Source material:
____
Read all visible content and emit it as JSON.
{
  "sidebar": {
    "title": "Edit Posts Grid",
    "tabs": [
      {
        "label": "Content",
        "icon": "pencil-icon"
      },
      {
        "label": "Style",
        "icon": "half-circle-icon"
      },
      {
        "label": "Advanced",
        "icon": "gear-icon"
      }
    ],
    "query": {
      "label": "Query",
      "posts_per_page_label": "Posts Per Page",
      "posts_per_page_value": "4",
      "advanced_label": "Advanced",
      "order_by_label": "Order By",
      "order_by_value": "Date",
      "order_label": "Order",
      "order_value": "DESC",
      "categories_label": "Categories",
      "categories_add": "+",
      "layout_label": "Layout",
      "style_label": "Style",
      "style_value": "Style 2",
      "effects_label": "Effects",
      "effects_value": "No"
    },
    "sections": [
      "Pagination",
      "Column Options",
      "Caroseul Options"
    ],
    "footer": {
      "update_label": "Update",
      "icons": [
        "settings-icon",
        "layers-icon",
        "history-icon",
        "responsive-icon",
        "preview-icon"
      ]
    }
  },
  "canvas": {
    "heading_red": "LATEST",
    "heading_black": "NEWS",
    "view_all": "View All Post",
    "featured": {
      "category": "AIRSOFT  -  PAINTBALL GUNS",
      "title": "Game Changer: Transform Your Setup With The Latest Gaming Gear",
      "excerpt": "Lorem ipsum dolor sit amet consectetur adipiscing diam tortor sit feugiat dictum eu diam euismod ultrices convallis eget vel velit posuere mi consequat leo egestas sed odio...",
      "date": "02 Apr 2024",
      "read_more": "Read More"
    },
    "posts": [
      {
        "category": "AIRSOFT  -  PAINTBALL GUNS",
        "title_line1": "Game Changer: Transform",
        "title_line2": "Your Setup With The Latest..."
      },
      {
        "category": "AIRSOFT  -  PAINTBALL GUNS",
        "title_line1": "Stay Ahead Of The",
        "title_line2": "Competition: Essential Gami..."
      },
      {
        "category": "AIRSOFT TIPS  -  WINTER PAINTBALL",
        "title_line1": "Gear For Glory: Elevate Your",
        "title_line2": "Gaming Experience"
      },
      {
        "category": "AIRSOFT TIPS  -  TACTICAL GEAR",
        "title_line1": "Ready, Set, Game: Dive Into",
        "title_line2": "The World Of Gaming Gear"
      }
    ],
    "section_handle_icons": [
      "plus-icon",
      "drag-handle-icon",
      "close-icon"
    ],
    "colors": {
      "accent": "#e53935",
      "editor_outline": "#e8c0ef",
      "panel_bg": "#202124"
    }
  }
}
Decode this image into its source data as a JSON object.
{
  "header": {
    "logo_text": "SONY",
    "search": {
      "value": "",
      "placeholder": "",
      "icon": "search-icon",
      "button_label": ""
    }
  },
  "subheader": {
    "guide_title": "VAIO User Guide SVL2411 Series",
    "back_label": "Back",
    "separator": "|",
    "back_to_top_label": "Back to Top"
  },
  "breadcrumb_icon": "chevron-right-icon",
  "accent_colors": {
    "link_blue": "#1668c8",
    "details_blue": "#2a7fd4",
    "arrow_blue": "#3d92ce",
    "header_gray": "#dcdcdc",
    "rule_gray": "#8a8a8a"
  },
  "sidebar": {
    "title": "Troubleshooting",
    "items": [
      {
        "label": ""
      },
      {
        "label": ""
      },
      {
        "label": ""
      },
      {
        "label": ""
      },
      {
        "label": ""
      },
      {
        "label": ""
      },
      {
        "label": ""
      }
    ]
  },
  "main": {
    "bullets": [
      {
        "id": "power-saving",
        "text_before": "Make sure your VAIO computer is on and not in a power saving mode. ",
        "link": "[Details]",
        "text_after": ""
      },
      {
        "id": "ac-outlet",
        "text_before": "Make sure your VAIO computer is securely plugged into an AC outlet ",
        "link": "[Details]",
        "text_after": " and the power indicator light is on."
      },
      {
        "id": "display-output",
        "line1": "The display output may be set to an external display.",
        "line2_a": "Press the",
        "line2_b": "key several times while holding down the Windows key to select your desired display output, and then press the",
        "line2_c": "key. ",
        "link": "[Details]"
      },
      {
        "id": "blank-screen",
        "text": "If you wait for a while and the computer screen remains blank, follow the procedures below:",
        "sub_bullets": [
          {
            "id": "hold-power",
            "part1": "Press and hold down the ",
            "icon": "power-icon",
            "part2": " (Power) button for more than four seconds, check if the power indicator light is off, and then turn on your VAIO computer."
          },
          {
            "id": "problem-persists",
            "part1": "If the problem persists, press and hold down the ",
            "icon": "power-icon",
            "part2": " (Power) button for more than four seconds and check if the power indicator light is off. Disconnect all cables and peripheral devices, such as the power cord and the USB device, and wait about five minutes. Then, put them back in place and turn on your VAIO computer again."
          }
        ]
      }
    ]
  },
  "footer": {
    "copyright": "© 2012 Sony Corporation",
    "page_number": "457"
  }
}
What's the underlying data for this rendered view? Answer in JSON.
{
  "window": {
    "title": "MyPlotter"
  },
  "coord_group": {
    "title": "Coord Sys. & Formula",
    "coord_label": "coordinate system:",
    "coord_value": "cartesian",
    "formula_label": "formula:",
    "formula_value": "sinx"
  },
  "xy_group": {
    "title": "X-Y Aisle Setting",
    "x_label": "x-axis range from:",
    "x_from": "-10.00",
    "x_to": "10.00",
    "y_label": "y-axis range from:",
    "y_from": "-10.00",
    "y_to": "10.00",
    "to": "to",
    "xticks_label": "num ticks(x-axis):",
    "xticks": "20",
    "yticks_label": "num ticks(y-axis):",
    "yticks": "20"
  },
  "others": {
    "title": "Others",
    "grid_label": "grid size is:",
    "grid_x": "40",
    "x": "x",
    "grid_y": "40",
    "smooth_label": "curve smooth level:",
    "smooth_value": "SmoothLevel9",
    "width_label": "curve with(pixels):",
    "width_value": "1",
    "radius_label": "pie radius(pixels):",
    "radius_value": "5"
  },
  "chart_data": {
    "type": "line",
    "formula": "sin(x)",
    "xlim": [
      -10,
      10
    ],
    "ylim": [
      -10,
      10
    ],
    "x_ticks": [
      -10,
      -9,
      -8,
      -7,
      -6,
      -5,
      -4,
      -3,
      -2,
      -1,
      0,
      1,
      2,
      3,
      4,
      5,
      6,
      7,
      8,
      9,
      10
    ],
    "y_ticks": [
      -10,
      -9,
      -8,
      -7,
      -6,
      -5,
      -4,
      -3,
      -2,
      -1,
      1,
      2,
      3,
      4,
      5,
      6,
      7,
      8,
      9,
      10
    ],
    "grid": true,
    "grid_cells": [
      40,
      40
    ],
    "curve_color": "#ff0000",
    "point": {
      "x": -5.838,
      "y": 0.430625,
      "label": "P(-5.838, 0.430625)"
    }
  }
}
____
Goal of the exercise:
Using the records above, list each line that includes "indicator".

Result below:
        "text_after": " and the power indicator light is on."
            "part2": " (Power) button for more than four seconds, check if the power indicator light is off, and then turn on your VAIO computer."
            "part2": " (Power) button for more than four seconds and check if the power indicator light is off. Disconnect all cables and peripheral devices, such as the power cord and the USB device, and wait about five minutes. Then, put them back in place and turn on your VAIO computer again."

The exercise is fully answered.